An act of English law under Henry VIII accuses Gypsies of deceiving people with palmistry but makes no mention of cartomancy.
Francis I of France initiates the massacre of Waldenses.
John Northbrooke writes that playing card are the invention of the Devil originally using ancient pagan idolatry that was later transformed by Christians into the familiar royal images of the court cards (Cavendish 1975:15).
Trial records in Venice associates Tarrochi with witchcraft.
London card maker, Dorman Newman, issues a special deck of cards created for the express purpose of divination.
Found in the Library of the University of Bologna, and written no later than this year (Dummett, et al 1996:50), is a document describing how to perform cartomancy with a deck of Bolognese Tarocco cards.
Secret founding of the Order of the Gold and Rosy Cross (Cavendish 1975: 26).
First known appearance of the Tarot style particular to Marseille.
Kabbalism has a revival in the Hasidic movement founded by the Rebbe Ba'al Shem Tov in Poland.
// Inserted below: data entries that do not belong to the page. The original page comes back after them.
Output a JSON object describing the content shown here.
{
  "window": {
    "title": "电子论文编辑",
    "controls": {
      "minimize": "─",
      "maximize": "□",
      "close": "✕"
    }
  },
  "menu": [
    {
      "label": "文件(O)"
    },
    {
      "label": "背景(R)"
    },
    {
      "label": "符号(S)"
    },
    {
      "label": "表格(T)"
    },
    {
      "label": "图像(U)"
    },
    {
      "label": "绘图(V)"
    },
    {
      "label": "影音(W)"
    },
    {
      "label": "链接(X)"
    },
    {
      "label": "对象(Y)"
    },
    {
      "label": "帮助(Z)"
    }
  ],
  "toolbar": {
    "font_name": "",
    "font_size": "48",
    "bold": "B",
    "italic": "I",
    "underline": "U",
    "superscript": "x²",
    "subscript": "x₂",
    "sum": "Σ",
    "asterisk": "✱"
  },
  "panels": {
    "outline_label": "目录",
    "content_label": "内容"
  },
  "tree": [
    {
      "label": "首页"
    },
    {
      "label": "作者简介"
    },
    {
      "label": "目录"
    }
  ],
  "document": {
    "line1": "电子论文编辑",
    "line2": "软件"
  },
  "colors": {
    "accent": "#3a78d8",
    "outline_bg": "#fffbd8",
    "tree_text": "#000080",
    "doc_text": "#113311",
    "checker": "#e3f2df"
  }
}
Adventurer, Giacomo Casanova, notes that his slave-mistress in the Russian city of Catarinoff reads fortunes in layouts of playing cards. He is so disturbed by her "seeing" his unfaithfulness in the cards that he throws her cards into the fire.
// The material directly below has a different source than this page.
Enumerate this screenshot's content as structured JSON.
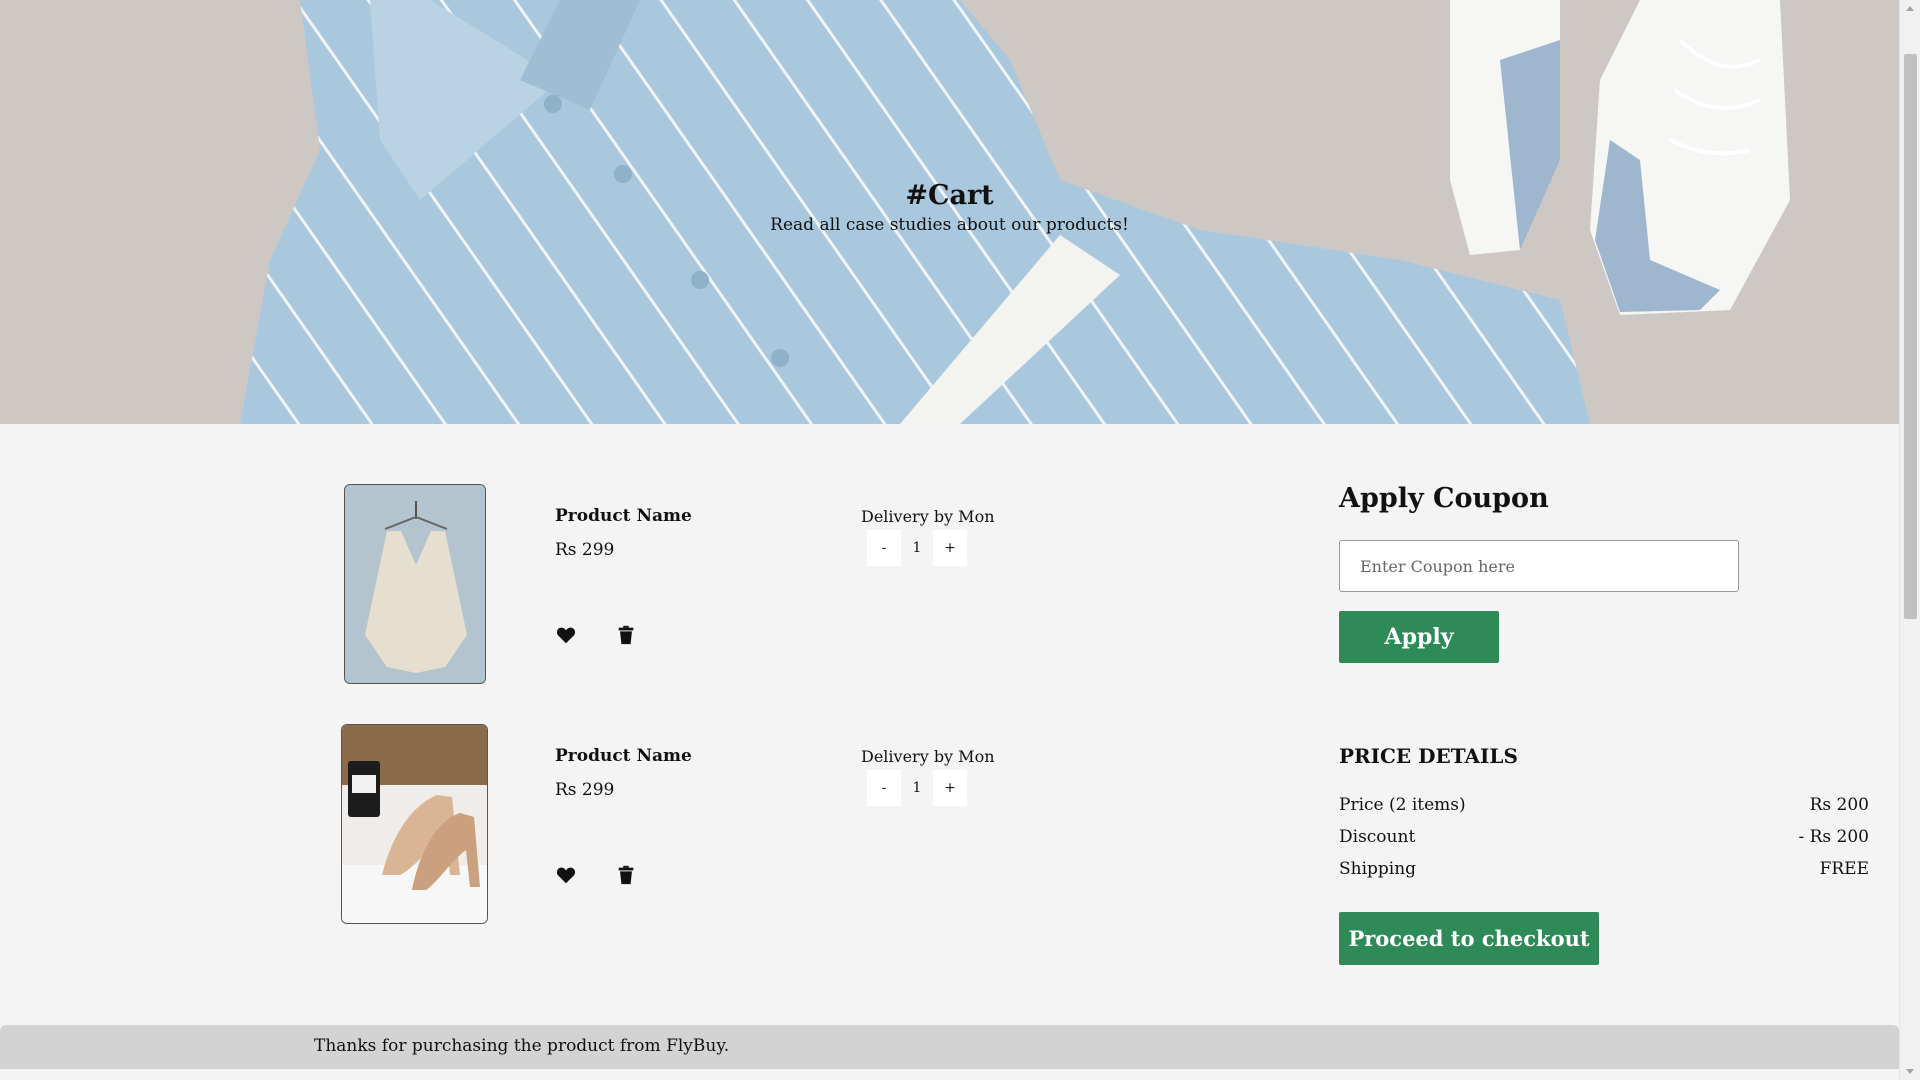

Jean-Baptiste Alliette publishes his book, Etteila, ou maniere de se récréer avec un jeu de cartes, describing how to tell fortunes with standard playing cards. In passing, he mentions that everyone knows about divining with Tarot cards. He later publishes his corrected version of the Tarot.
Antoine Court de Gébelin pens Le Monde Primitif in which he makes the claim that Tarot cards are of an ancient Egyptian origin.
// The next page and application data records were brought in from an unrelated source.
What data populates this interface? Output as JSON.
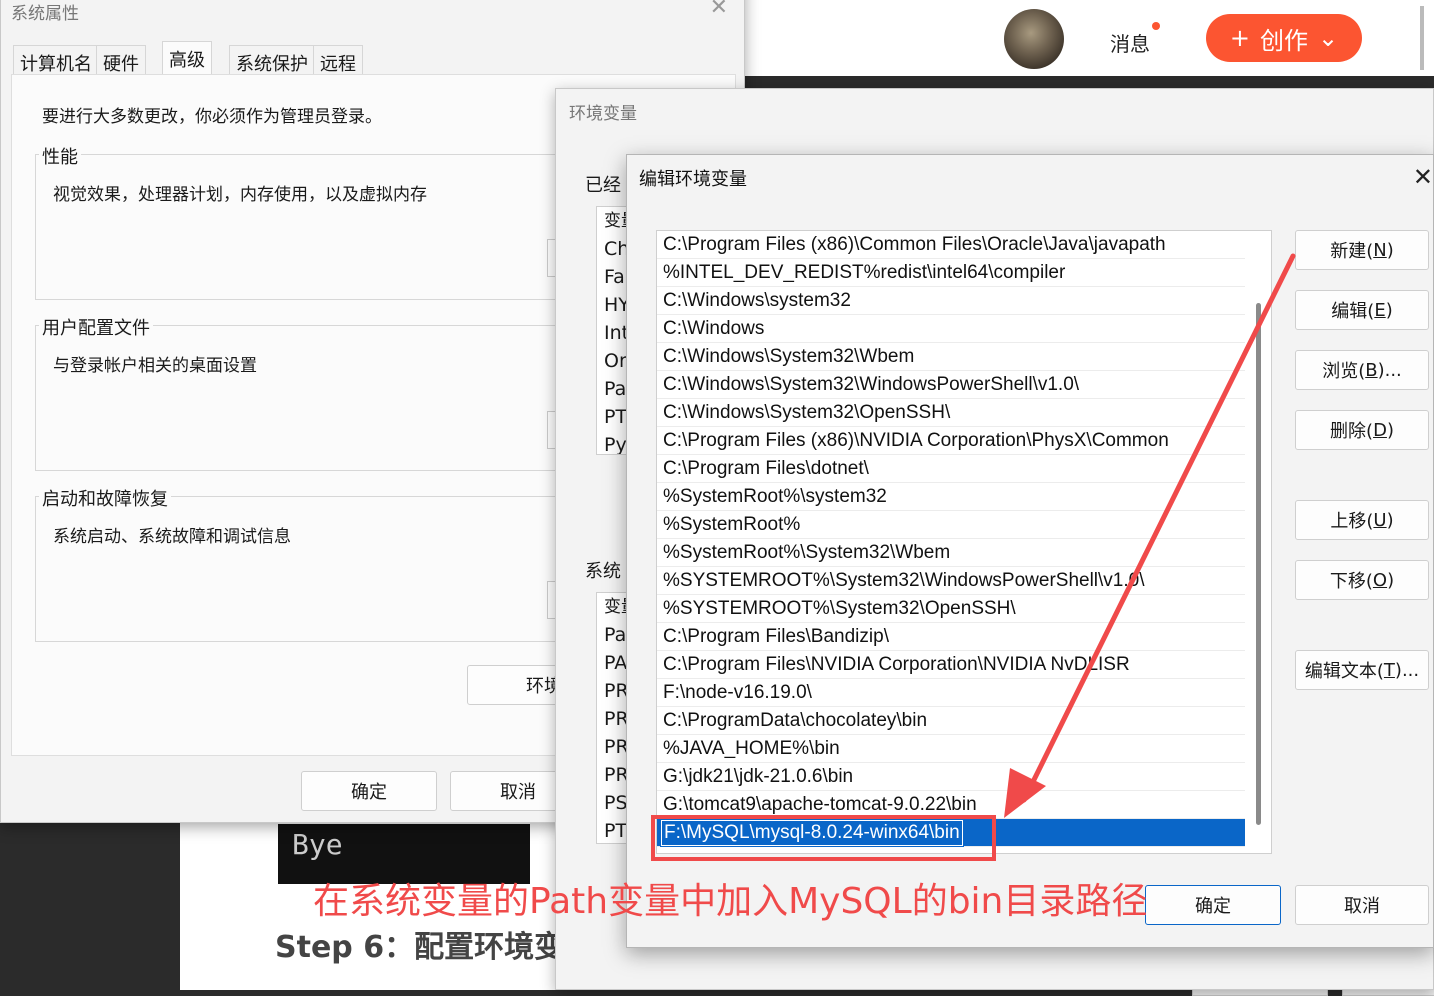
{
  "background_page": {
    "message_label": "消息",
    "create_label": "创作",
    "create_plus": "+",
    "create_chevron": "⌄",
    "terminal_text": "Bye",
    "step_heading": "Step 6：配置环境变",
    "ok_label": "确定",
    "cancel_label": "取消"
  },
  "system_properties": {
    "title": "系统属性",
    "tabs": [
      "计算机名",
      "硬件",
      "高级",
      "系统保护",
      "远程"
    ],
    "active_tab": "高级",
    "admin_notice": "要进行大多数更改，你必须作为管理员登录。",
    "groups": [
      {
        "title": "性能",
        "description": "视觉效果，处理器计划，内存使用，以及虚拟内存"
      },
      {
        "title": "用户配置文件",
        "description": "与登录帐户相关的桌面设置"
      },
      {
        "title": "启动和故障恢复",
        "description": "系统启动、系统故障和调试信息"
      }
    ],
    "env_button_label": "环境",
    "ok_label": "确定",
    "cancel_label": "取消"
  },
  "environment_variables": {
    "title": "环境变量",
    "user_section_label": "已经",
    "system_section_label": "系统",
    "user_rows": [
      "变量",
      "Ch",
      "Fa",
      "HY",
      "Int",
      "On",
      "Pa",
      "PT",
      "Py"
    ],
    "system_rows": [
      "变量",
      "Pa",
      "PA",
      "PR",
      "PR",
      "PR",
      "PR",
      "PS",
      "PT"
    ]
  },
  "edit_dialog": {
    "title": "编辑环境变量",
    "close_glyph": "✕",
    "paths": [
      "C:\\Program Files (x86)\\Common Files\\Oracle\\Java\\javapath",
      "%INTEL_DEV_REDIST%redist\\intel64\\compiler",
      "C:\\Windows\\system32",
      "C:\\Windows",
      "C:\\Windows\\System32\\Wbem",
      "C:\\Windows\\System32\\WindowsPowerShell\\v1.0\\",
      "C:\\Windows\\System32\\OpenSSH\\",
      "C:\\Program Files (x86)\\NVIDIA Corporation\\PhysX\\Common",
      "C:\\Program Files\\dotnet\\",
      "%SystemRoot%\\system32",
      "%SystemRoot%",
      "%SystemRoot%\\System32\\Wbem",
      "%SYSTEMROOT%\\System32\\WindowsPowerShell\\v1.0\\",
      "%SYSTEMROOT%\\System32\\OpenSSH\\",
      "C:\\Program Files\\Bandizip\\",
      "C:\\Program Files\\NVIDIA Corporation\\NVIDIA NvDLISR",
      "F:\\node-v16.19.0\\",
      "C:\\ProgramData\\chocolatey\\bin",
      "%JAVA_HOME%\\bin",
      "G:\\jdk21\\jdk-21.0.6\\bin",
      "G:\\tomcat9\\apache-tomcat-9.0.22\\bin"
    ],
    "editing_value": "F:\\MySQL\\mysql-8.0.24-winx64\\bin",
    "buttons": {
      "new": {
        "text": "新建(",
        "key": "N",
        "tail": ")"
      },
      "edit": {
        "text": "编辑(",
        "key": "E",
        "tail": ")"
      },
      "browse": {
        "text": "浏览(",
        "key": "B",
        "tail": ")..."
      },
      "delete": {
        "text": "删除(",
        "key": "D",
        "tail": ")"
      },
      "move_up": {
        "text": "上移(",
        "key": "U",
        "tail": ")"
      },
      "move_down": {
        "text": "下移(",
        "key": "O",
        "tail": ")"
      },
      "edit_text": {
        "text": "编辑文本(",
        "key": "T",
        "tail": ")..."
      }
    },
    "ok_label": "确定",
    "cancel_label": "取消"
  },
  "annotation": {
    "text": "在系统变量的Path变量中加入MySQL的bin目录路径",
    "color": "#f04a4a"
  },
  "colors": {
    "brand_orange": "#fc5531",
    "selection_blue": "#0a66c8"
  }
}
Immanuel Breitkopt refutes Court de Gébelin's statement that Gypsies brought Tarot cards to Europe with the observation that playing cards were found in Europe before the arrival of the Gypsies. Breitkopt is mostly overlooked by later writers on the subject.
Frenchman Nicholas-Louis Robert invents the first paper making machine.
Lithography is invented by Aloys Senefelder in Bavaria.
Napoleon Bonaparte's ill-fated Egyptian campaign
Invention of color printing by Thomas de la Rue. Its first use is the printing of playing cards.
The German, Friedrich Keller, discovers how to make paper from wood pulp.
In Les Cartes à Jouer et la Cartomancie, Boiteau d'Ambly promotes the theory that the Tarot were the original form of playing cards, that they were devised for the purpose of divination and that they were brought to Europe from India by the Gypsies.
Alphonse Louis Poitevin of France invents photolithography.
In various publications, Alphonse Louis Constant (AKA Eliphas Lévi) claims that the 22 Trumps have their origin in the Tetragrammaton of the Cabala (Cavendish 1975: 31).
The Joker card appears in the United States, used in Poker and Euchre. It has no apparent relation to The Fool.
Romain Merlin critiques the implausibility of Boiteau's theory in his book Origine des Cartes à Jouer, but his work goes mostly unnoticed.
The Hermetic Order of the Golden Dawn is founded in London.
Oswald Wirth publishes his version of the Tarot. His designs also illustrate Le Tarot des Bohémiens by Papus.
The Rosicrucian Order is founded by Josephin Péladan.
American, Ira Rubel, discovers offset lithography.
A. E. Waite, a member ot the Golden Dawn, publishes The Pictorial Key to the Tarot, illustrated with his version of the Tarot. He implicates the Cathar heresy as a plausible origin of the Tarot. Over the following nine decades his pack becomes the most widely distributed version of the Tarot.
Alister Crowley publishes his thoughts on the Tarot in The Book of Thoth. He also prints his own version of the Tarot, rife with sexual symbolism.
Sir Steven Runciman champions the Cathar origin theory of the Tarot in his book, The Medieval Manichee.
Roger Tilley, in Playing Cards, theorizes that the Waldensians were the originators of the Tarot.
Cavendish, Richard 1975. The Tarot. Crescent Books: New York.
O'Neill, Robert V. 1986. Tarot Symolism. Fairway Press: Lima, Ohio.